“President Joe Biden has made it clear for much of his career: He is an environmentalist and he is leaning very heavily on environmental policies,” says Heyman to explain Biden’s decision to shut down the Keystone XL pipeline in his early days as president. “You’re going to see this continue to get overlaid on the budget, on our national security and on our infrastructure spending.”
To boost his country’s domestic economy, another top priority for the new president is weaning Americans off his US$1.9-trillion stimulus package and back into the workforce. And that road to recovery is paved with gold, according to many forecasters, who estimate the U.S. economy will grow by more than 6% this year.
Although welcoming news, Heyman admits that keeping up with the supply demand won’t be easy for American companies. But the potential benefits for Canadian exporters are huge, he says.
“The U.S. is a net importing nation: We actually buy more than we sell, which gives a great opportunity for those who provide goods and services to the United States. We have shortages now as we’re ramping up from this significant economic downturn as a result of COVID-19, and we’re finding shortages throughout our supply chains. That’s a great place for Canada to come in and to help fill in some of the gaps that we have. That’s an important part of our supply chain relationship.”
Supporting the growth of small- and medium-size businesses is also paramount to our economic recovery and Heyman says there are plenty of opportunities to go around.
“For small businesses—this is a great entrepreneurial moment. This is a great moment for you to think about, ‘How do I expand my business to my neighbour, who is actually going to do well economically in the very near foreseeable future.’ Also, a lot of consumers have a lot of cash in their bank accounts that they didn’t spend during COVID-19, but will want to spend it now.”
If Canadian companies want to expand into the U.S. market, Heyman insists they need to think outside the box, look to the future and act fast.
“To use an old hockey saying: You want to skate to where the puck is going—not to where it currently is,” says the affable diplomat, who co-authored the New York Times bestseller, The Act of Diplomacy: Strengthening the Canada-U.S. Relationship in Times of Uncertainty, with this wife, Vicki.
“And where it’s going is innovation and creativity and entrepreneurship.
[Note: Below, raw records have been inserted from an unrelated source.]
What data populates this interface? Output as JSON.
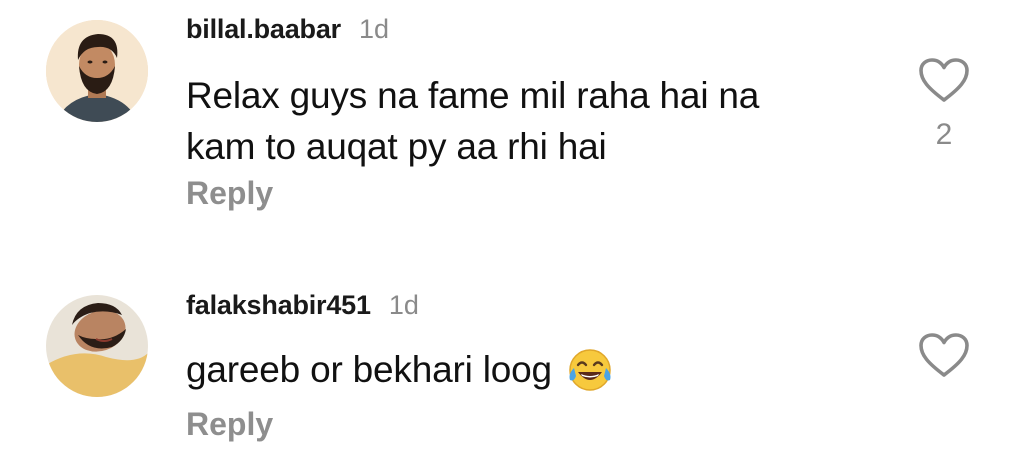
{
  "comments": [
    {
      "username": "billal.baabar",
      "time": "1d",
      "text_line1": "Relax guys na fame mil raha hai na",
      "text_line2": "kam to auqat py aa rhi hai",
      "reply_label": "Reply",
      "like_count": "2",
      "like_icon": "heart-outline"
    },
    {
      "username": "falakshabir451",
      "time": "1d",
      "text": "gareeb or bekhari loog",
      "emoji": "face-with-tears-of-joy",
      "reply_label": "Reply",
      "like_icon": "heart-outline"
    }
  ],
  "colors": {
    "text": "#111111",
    "secondary": "#8a8a8a",
    "reply": "#8e8e8e",
    "background": "#ffffff"
  }
}
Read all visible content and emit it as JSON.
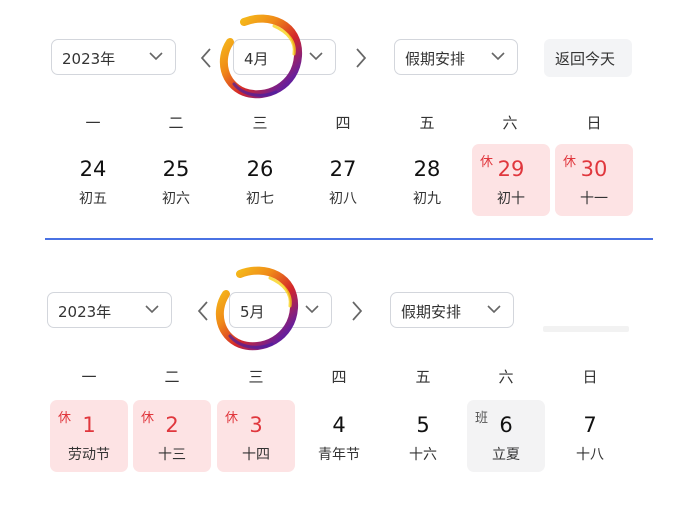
{
  "panels": [
    {
      "year": "2023年",
      "month": "4月",
      "holiday_select": "假期安排",
      "today_button": "返回今天",
      "weekdays": [
        "一",
        "二",
        "三",
        "四",
        "五",
        "六",
        "日"
      ],
      "days": [
        {
          "num": "24",
          "lunar": "初五",
          "tag": "",
          "type": "normal"
        },
        {
          "num": "25",
          "lunar": "初六",
          "tag": "",
          "type": "normal"
        },
        {
          "num": "26",
          "lunar": "初七",
          "tag": "",
          "type": "normal"
        },
        {
          "num": "27",
          "lunar": "初八",
          "tag": "",
          "type": "normal"
        },
        {
          "num": "28",
          "lunar": "初九",
          "tag": "",
          "type": "normal"
        },
        {
          "num": "29",
          "lunar": "初十",
          "tag": "休",
          "type": "holiday"
        },
        {
          "num": "30",
          "lunar": "十一",
          "tag": "休",
          "type": "holiday"
        }
      ]
    },
    {
      "year": "2023年",
      "month": "5月",
      "holiday_select": "假期安排",
      "weekdays": [
        "一",
        "二",
        "三",
        "四",
        "五",
        "六",
        "日"
      ],
      "days": [
        {
          "num": "1",
          "lunar": "劳动节",
          "tag": "休",
          "type": "holiday"
        },
        {
          "num": "2",
          "lunar": "十三",
          "tag": "休",
          "type": "holiday"
        },
        {
          "num": "3",
          "lunar": "十四",
          "tag": "休",
          "type": "holiday"
        },
        {
          "num": "4",
          "lunar": "青年节",
          "tag": "",
          "type": "normal"
        },
        {
          "num": "5",
          "lunar": "十六",
          "tag": "",
          "type": "normal"
        },
        {
          "num": "6",
          "lunar": "立夏",
          "tag": "班",
          "type": "workday"
        },
        {
          "num": "7",
          "lunar": "十八",
          "tag": "",
          "type": "normal"
        }
      ]
    }
  ],
  "colors": {
    "holiday_bg": "#fde3e4",
    "holiday_text": "#e0373d",
    "workday_bg": "#f3f3f4",
    "divider": "#4a72e3"
  },
  "icons": [
    "chevron-down-icon",
    "chevron-left-icon",
    "chevron-right-icon",
    "brush-ring-icon"
  ]
}
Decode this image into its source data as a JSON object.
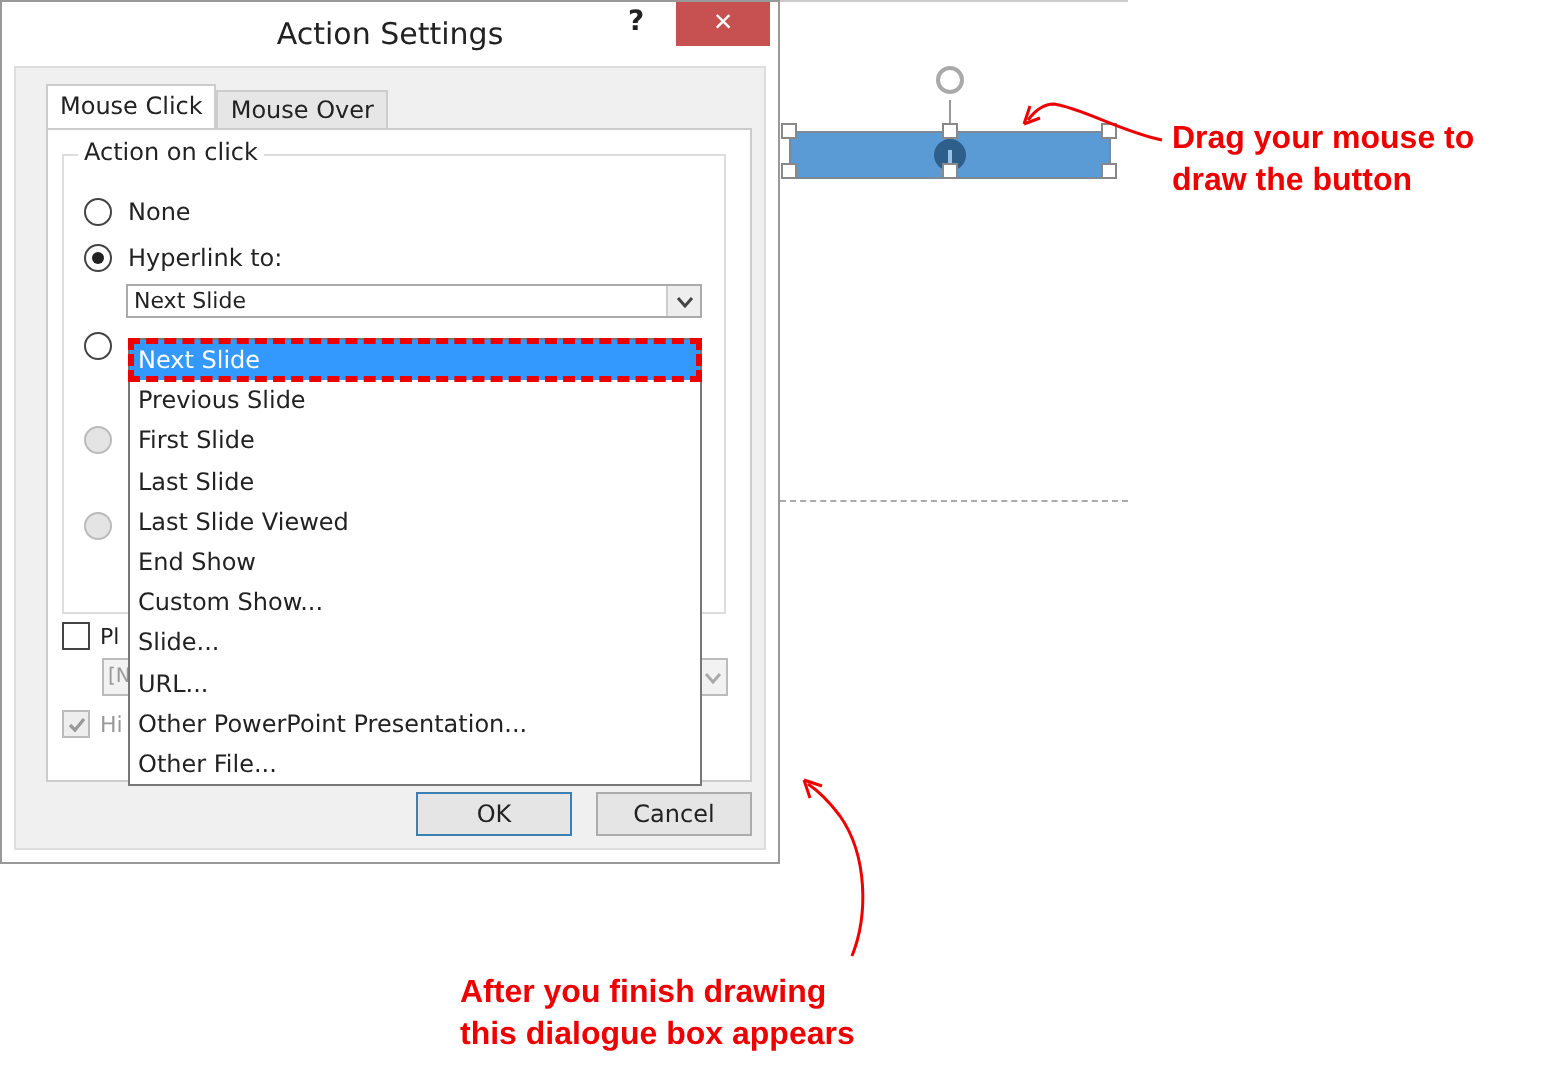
{
  "dialog": {
    "title": "Action Settings",
    "help": "?",
    "close": "×",
    "tabs": [
      {
        "label": "Mouse Click",
        "selected": true
      },
      {
        "label": "Mouse Over",
        "selected": false
      }
    ],
    "group_title": "Action on click",
    "options": [
      {
        "label": "None",
        "selected": false,
        "disabled": false
      },
      {
        "label": "Hyperlink to:",
        "selected": true,
        "disabled": false
      },
      {
        "selected": false,
        "disabled": false
      },
      {
        "selected": false,
        "disabled": true
      },
      {
        "selected": false,
        "disabled": true
      }
    ],
    "hyperlink_combo": {
      "value": "Next Slide"
    },
    "dropdown": {
      "items": [
        {
          "label": "Next Slide",
          "selected": true
        },
        {
          "label": "Previous Slide",
          "selected": false
        },
        {
          "label": "First Slide",
          "selected": false
        },
        {
          "label": "Last Slide",
          "selected": false
        },
        {
          "label": "Last Slide Viewed",
          "selected": false
        },
        {
          "label": "End Show",
          "selected": false
        },
        {
          "label": "Custom Show...",
          "selected": false
        },
        {
          "label": "Slide...",
          "selected": false
        },
        {
          "label": "URL...",
          "selected": false
        },
        {
          "label": "Other PowerPoint Presentation...",
          "selected": false
        },
        {
          "label": "Other File...",
          "selected": false
        }
      ]
    },
    "play_sound": {
      "label": "Pl",
      "checked": false,
      "disabled": false
    },
    "sound_combo": {
      "value": "[N",
      "disabled": true
    },
    "highlight_click": {
      "label": "Hi",
      "checked": true,
      "disabled": true
    },
    "buttons": [
      {
        "label": "OK",
        "default": true
      },
      {
        "label": "Cancel",
        "default": false
      }
    ]
  },
  "annotations": [
    {
      "text": "Drag your mouse to draw the button"
    },
    {
      "text": "After you finish drawing this dialogue box appears"
    }
  ]
}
It’s taking risks and looking at new and different ways of creating products and services that are more efficient, that fit the consumer needs—and consumer needs are changing. And they’re changing fast.”
Success through forward thinking
But forget status quo, warns the Chicago-based businessman.
“We’re not going back to just the way it was and leaving it where it is. You need to evolve your business and not get stuck in: ‘This is the way we’ve always done it, so we’re going to just continue to do it that way.’”
Whether it’s agri-tech, climate change projects, or the innovative auto industry, Heyman says opportunities are ripe for the picking.
“We are changing our energy infrastructure. Wind, solar, and other renewable sources of energy will continue to need to be developed, as well as vehicles and utilization from moving from fossil fuels to electric vehicles. It’s happening at a faster pace.
“What Canadian businessmen and women should be thinking about is your opportunity to go into this wildly expanding, growing U.S. economy and ship goods. There’s no better time.”